But a bigger problem – and one that Massachusetts has yet to solve in any substantive way – is what happens to a lot of lower-income families like ours:

“Low-income people commonly lose insurance for brief periods when they move from one state assistance program to another. Others can get lost in a maze of eligibility requirements.

“The state is developing a website meant to streamline the enrollment process. Meanwhile, bills can add up during those gaps in coverage.”

There’s a huge problem with a lack of transparency when it comes to the cost of coverage. Patients can run up huge bills without realizing it, even if they’re insured. That’s precisely what happened to us last December when my daughter was hospitalized. She had insurance, but the insurance wasn’t good enough to cover non-emergency ambulance transportation from one hospital to another – required because the hospital she was brought to didn’t have the inpatient services needed to treat her effectively. We ended up getting a bill for the ambulance that drove her, to the tune of almost $2,700.

We’re still fighting that one. But it’s not like we were given the choice between taking her to the other hospital ourselves or footing the bill for the ambulance. It wasn’t until months after the incident that the issue of the bill even came up.

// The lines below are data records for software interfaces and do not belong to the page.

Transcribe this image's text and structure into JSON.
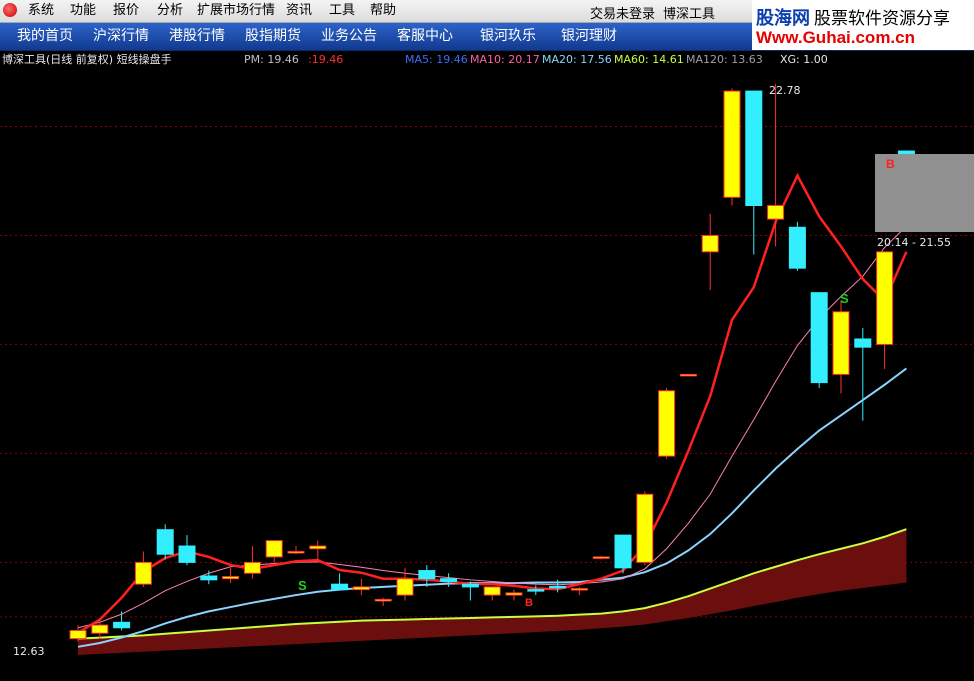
{
  "menu": {
    "items": [
      "系统",
      "功能",
      "报价",
      "分析",
      "扩展市场行情",
      "资讯",
      "工具",
      "帮助"
    ],
    "login_status": "交易未登录",
    "app_name": "博深工具"
  },
  "nav": {
    "tabs": [
      "我的首页",
      "沪深行情",
      "港股行情",
      "股指期货",
      "业务公告",
      "客服中心",
      "银河玖乐",
      "银河理财"
    ]
  },
  "brand": {
    "logo_main": "股海网",
    "logo_sub": "股票软件资源分享",
    "url": "Www.Guhai.com.cn"
  },
  "chart_header": {
    "title": "博深工具(日线 前复权) 短线操盘手",
    "pm_label": "PM: 19.46",
    "pm_value": ":19.46",
    "ma5": "MA5: 19.46",
    "ma10": "MA10: 20.17",
    "ma20": "MA20: 17.56",
    "ma60": "MA60: 14.61",
    "ma120": "MA120: 13.63",
    "xg": "XG: 1.00"
  },
  "annotations": {
    "high_label": "22.78",
    "low_label": "12.63",
    "range_label": "20.14 - 21.55",
    "buy_marker": "B",
    "sell_marker": "S",
    "small_b": "B"
  },
  "colors": {
    "up": "#ffff00",
    "down": "#33eeff",
    "ma5": "#ff2020",
    "ma10": "#ff80b0",
    "ma20": "#8ad4ff",
    "ma60": "#c8ff40",
    "band": "#6b0e0e",
    "grid": "#880000"
  },
  "chart_data": {
    "type": "candlestick",
    "candles": [
      {
        "o": 12.6,
        "h": 12.85,
        "l": 12.55,
        "c": 12.75
      },
      {
        "o": 12.7,
        "h": 12.95,
        "l": 12.6,
        "c": 12.85
      },
      {
        "o": 12.9,
        "h": 13.1,
        "l": 12.75,
        "c": 12.8
      },
      {
        "o": 13.6,
        "h": 14.2,
        "l": 13.55,
        "c": 14.0
      },
      {
        "o": 14.6,
        "h": 14.7,
        "l": 14.05,
        "c": 14.15
      },
      {
        "o": 14.3,
        "h": 14.5,
        "l": 13.95,
        "c": 14.0
      },
      {
        "o": 13.75,
        "h": 13.85,
        "l": 13.6,
        "c": 13.68
      },
      {
        "o": 13.7,
        "h": 13.9,
        "l": 13.62,
        "c": 13.74
      },
      {
        "o": 13.8,
        "h": 14.3,
        "l": 13.7,
        "c": 14.0
      },
      {
        "o": 14.1,
        "h": 14.4,
        "l": 13.95,
        "c": 14.4
      },
      {
        "o": 14.2,
        "h": 14.3,
        "l": 14.15,
        "c": 14.2
      },
      {
        "o": 14.25,
        "h": 14.4,
        "l": 14.0,
        "c": 14.3
      },
      {
        "o": 13.6,
        "h": 13.8,
        "l": 13.5,
        "c": 13.5
      },
      {
        "o": 13.5,
        "h": 13.7,
        "l": 13.4,
        "c": 13.55
      },
      {
        "o": 13.3,
        "h": 13.35,
        "l": 13.2,
        "c": 13.32
      },
      {
        "o": 13.4,
        "h": 13.9,
        "l": 13.3,
        "c": 13.7
      },
      {
        "o": 13.85,
        "h": 13.95,
        "l": 13.55,
        "c": 13.7
      },
      {
        "o": 13.7,
        "h": 13.8,
        "l": 13.55,
        "c": 13.65
      },
      {
        "o": 13.6,
        "h": 13.65,
        "l": 13.3,
        "c": 13.55
      },
      {
        "o": 13.4,
        "h": 13.55,
        "l": 13.3,
        "c": 13.55
      },
      {
        "o": 13.4,
        "h": 13.5,
        "l": 13.3,
        "c": 13.44
      },
      {
        "o": 13.5,
        "h": 13.58,
        "l": 13.4,
        "c": 13.48
      },
      {
        "o": 13.56,
        "h": 13.68,
        "l": 13.45,
        "c": 13.55
      },
      {
        "o": 13.5,
        "h": 13.55,
        "l": 13.4,
        "c": 13.52
      },
      {
        "o": 14.1,
        "h": 14.12,
        "l": 14.05,
        "c": 14.1
      },
      {
        "o": 14.5,
        "h": 14.5,
        "l": 13.8,
        "c": 13.9
      },
      {
        "o": 14.0,
        "h": 15.3,
        "l": 13.95,
        "c": 15.25
      },
      {
        "o": 15.95,
        "h": 17.2,
        "l": 15.9,
        "c": 17.15
      },
      {
        "o": 17.45,
        "h": 17.45,
        "l": 17.45,
        "c": 17.45
      },
      {
        "o": 19.7,
        "h": 20.4,
        "l": 19.0,
        "c": 20.0
      },
      {
        "o": 20.7,
        "h": 22.7,
        "l": 20.55,
        "c": 22.65
      },
      {
        "o": 22.65,
        "h": 22.65,
        "l": 19.65,
        "c": 20.55
      },
      {
        "o": 20.3,
        "h": 22.78,
        "l": 19.8,
        "c": 20.55
      },
      {
        "o": 20.15,
        "h": 20.25,
        "l": 19.35,
        "c": 19.4
      },
      {
        "o": 18.95,
        "h": 18.95,
        "l": 17.2,
        "c": 17.3
      },
      {
        "o": 17.45,
        "h": 18.8,
        "l": 17.1,
        "c": 18.6
      },
      {
        "o": 18.1,
        "h": 18.3,
        "l": 16.6,
        "c": 17.95
      },
      {
        "o": 18.0,
        "h": 19.7,
        "l": 17.55,
        "c": 19.7
      },
      {
        "o": 21.55,
        "h": 21.55,
        "l": 20.95,
        "c": 21.2
      }
    ],
    "ma5": [
      12.71,
      12.95,
      13.35,
      13.83,
      14.08,
      14.2,
      14.1,
      13.95,
      13.88,
      13.95,
      14.02,
      14.04,
      13.86,
      13.81,
      13.7,
      13.7,
      13.68,
      13.65,
      13.6,
      13.6,
      13.57,
      13.52,
      13.51,
      13.6,
      13.7,
      13.85,
      14.3,
      15.1,
      16.05,
      17.05,
      18.45,
      19.05,
      20.25,
      21.1,
      20.35,
      19.8,
      19.2,
      18.8,
      19.7
    ],
    "ma10": [
      12.8,
      12.9,
      13.05,
      13.25,
      13.48,
      13.65,
      13.8,
      13.92,
      13.95,
      13.98,
      14.0,
      14.01,
      13.96,
      13.91,
      13.85,
      13.8,
      13.76,
      13.72,
      13.68,
      13.65,
      13.62,
      13.6,
      13.59,
      13.61,
      13.64,
      13.7,
      13.88,
      14.25,
      14.72,
      15.25,
      15.95,
      16.62,
      17.32,
      17.98,
      18.48,
      18.88,
      19.25,
      19.78,
      20.17
    ],
    "ma20": [
      12.45,
      12.52,
      12.62,
      12.74,
      12.88,
      13.0,
      13.1,
      13.18,
      13.26,
      13.33,
      13.4,
      13.46,
      13.5,
      13.53,
      13.55,
      13.57,
      13.59,
      13.61,
      13.62,
      13.62,
      13.62,
      13.63,
      13.63,
      13.64,
      13.68,
      13.72,
      13.82,
      13.98,
      14.22,
      14.52,
      14.9,
      15.32,
      15.72,
      16.08,
      16.42,
      16.7,
      16.98,
      17.26,
      17.56
    ],
    "ma60": [
      12.6,
      12.62,
      12.64,
      12.66,
      12.69,
      12.72,
      12.75,
      12.78,
      12.81,
      12.84,
      12.87,
      12.89,
      12.91,
      12.93,
      12.94,
      12.95,
      12.96,
      12.97,
      12.98,
      12.99,
      13.0,
      13.01,
      13.02,
      13.04,
      13.06,
      13.1,
      13.16,
      13.26,
      13.38,
      13.52,
      13.66,
      13.8,
      13.92,
      14.04,
      14.15,
      14.25,
      14.35,
      14.47,
      14.61
    ],
    "ma120": [
      12.3,
      12.32,
      12.34,
      12.36,
      12.38,
      12.4,
      12.42,
      12.44,
      12.46,
      12.48,
      12.5,
      12.52,
      12.54,
      12.56,
      12.58,
      12.6,
      12.62,
      12.64,
      12.66,
      12.68,
      12.7,
      12.72,
      12.74,
      12.76,
      12.79,
      12.82,
      12.86,
      12.92,
      12.98,
      13.05,
      13.12,
      13.2,
      13.27,
      13.35,
      13.42,
      13.48,
      13.53,
      13.58,
      13.63
    ],
    "price_range": [
      12.3,
      22.9
    ],
    "dividers": [
      13.0,
      14.0,
      16.0,
      18.0,
      20.0,
      22.0
    ]
  }
}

The bottom line is that insurance improvements in Massachusetts and the Affordable Care Act both help to make sure that catastrophic illness won’t be a death sentence for the financial stability of families living at the edge or below the poverty line. But both services stop dramatically short of actually correcting many of the cost problems that make health care in the United States such a big problem for so many people. For that, we’re going to need much more dramatic changes to the way that hospitals, pharma companies and others do business.